*WHAT THE EXERCISE ASKS:*
Every record below is to be retyped exactly.
━━━━━ ENTRIES PROVIDED ━━━━━
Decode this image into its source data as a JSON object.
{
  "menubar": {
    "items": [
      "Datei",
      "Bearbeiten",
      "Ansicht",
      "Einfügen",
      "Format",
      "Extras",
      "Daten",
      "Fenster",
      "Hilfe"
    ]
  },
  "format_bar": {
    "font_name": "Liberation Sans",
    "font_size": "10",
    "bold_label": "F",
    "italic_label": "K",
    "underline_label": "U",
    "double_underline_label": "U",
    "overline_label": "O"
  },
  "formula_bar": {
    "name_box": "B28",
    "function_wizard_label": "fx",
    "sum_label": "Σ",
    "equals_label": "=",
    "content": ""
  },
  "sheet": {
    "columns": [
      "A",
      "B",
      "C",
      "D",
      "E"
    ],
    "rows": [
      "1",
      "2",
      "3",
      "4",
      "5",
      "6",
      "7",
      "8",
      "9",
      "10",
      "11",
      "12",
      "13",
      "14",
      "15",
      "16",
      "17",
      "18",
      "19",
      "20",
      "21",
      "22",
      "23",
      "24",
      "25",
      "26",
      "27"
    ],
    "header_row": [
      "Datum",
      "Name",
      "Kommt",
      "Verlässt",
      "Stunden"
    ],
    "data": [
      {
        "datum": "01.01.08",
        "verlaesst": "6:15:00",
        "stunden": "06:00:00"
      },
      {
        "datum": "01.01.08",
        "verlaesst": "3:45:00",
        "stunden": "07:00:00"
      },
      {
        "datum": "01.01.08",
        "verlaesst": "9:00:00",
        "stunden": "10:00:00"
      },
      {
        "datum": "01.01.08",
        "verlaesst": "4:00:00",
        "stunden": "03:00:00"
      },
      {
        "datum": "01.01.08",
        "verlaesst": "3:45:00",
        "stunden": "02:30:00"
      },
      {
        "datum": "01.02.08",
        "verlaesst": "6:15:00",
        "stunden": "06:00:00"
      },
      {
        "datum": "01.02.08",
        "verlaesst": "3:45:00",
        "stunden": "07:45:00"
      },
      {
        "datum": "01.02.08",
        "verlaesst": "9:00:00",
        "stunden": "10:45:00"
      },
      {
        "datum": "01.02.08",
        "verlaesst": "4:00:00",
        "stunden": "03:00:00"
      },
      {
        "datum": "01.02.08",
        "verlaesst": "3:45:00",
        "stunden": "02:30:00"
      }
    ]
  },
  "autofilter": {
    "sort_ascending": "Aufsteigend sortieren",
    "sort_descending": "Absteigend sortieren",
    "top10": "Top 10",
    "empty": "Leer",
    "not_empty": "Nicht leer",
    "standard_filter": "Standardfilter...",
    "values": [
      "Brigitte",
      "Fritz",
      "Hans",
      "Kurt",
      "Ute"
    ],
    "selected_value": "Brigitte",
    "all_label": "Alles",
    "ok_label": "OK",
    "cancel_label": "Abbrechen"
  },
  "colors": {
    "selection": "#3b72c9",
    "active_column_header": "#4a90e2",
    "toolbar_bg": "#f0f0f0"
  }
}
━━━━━
*RESULT FOR THIS EXERCISE:*
Decode this image into its source data as a JSON object.
{
  "menubar": {
    "items": [
      "Datei",
      "Bearbeiten",
      "Ansicht",
      "Einfügen",
      "Format",
      "Extras",
      "Daten",
      "Fenster",
      "Hilfe"
    ]
  },
  "format_bar": {
    "font_name": "Liberation Sans",
    "font_size": "10",
    "bold_label": "F",
    "italic_label": "K",
    "underline_label": "U",
    "double_underline_label": "U",
    "overline_label": "O"
  },
  "formula_bar": {
    "name_box": "B28",
    "function_wizard_label": "fx",
    "sum_label": "Σ",
    "equals_label": "=",
    "content": ""
  },
  "sheet": {
    "columns": [
      "A",
      "B",
      "C",
      "D",
      "E"
    ],
    "rows": [
      "1",
      "2",
      "3",
      "4",
      "5",
      "6",
      "7",
      "8",
      "9",
      "10",
      "11",
      "12",
      "13",
      "14",
      "15",
      "16",
      "17",
      "18",
      "19",
      "20",
      "21",
      "22",
      "23",
      "24",
      "25",
      "26",
      "27"
    ],
    "header_row": [
      "Datum",
      "Name",
      "Kommt",
      "Verlässt",
      "Stunden"
    ],
    "data": [
      {
        "datum": "01.01.08",
        "verlaesst": "6:15:00",
        "stunden": "06:00:00"
      },
      {
        "datum": "01.01.08",
        "verlaesst": "3:45:00",
        "stunden": "07:00:00"
      },
      {
        "datum": "01.01.08",
        "verlaesst": "9:00:00",
        "stunden": "10:00:00"
      },
      {
        "datum": "01.01.08",
        "verlaesst": "4:00:00",
        "stunden": "03:00:00"
      },
      {
        "datum": "01.01.08",
        "verlaesst": "3:45:00",
        "stunden": "02:30:00"
      },
      {
        "datum": "01.02.08",
        "verlaesst": "6:15:00",
        "stunden": "06:00:00"
      },
      {
        "datum": "01.02.08",
        "verlaesst": "3:45:00",
        "stunden": "07:45:00"
      },
      {
        "datum": "01.02.08",
        "verlaesst": "9:00:00",
        "stunden": "10:45:00"
      },
      {
        "datum": "01.02.08",
        "verlaesst": "4:00:00",
        "stunden": "03:00:00"
      },
      {
        "datum": "01.02.08",
        "verlaesst": "3:45:00",
        "stunden": "02:30:00"
      }
    ]
  },
  "autofilter": {
    "sort_ascending": "Aufsteigend sortieren",
    "sort_descending": "Absteigend sortieren",
    "top10": "Top 10",
    "empty": "Leer",
    "not_empty": "Nicht leer",
    "standard_filter": "Standardfilter...",
    "values": [
      "Brigitte",
      "Fritz",
      "Hans",
      "Kurt",
      "Ute"
    ],
    "selected_value": "Brigitte",
    "all_label": "Alles",
    "ok_label": "OK",
    "cancel_label": "Abbrechen"
  },
  "colors": {
    "selection": "#3b72c9",
    "active_column_header": "#4a90e2",
    "toolbar_bg": "#f0f0f0"
  }
}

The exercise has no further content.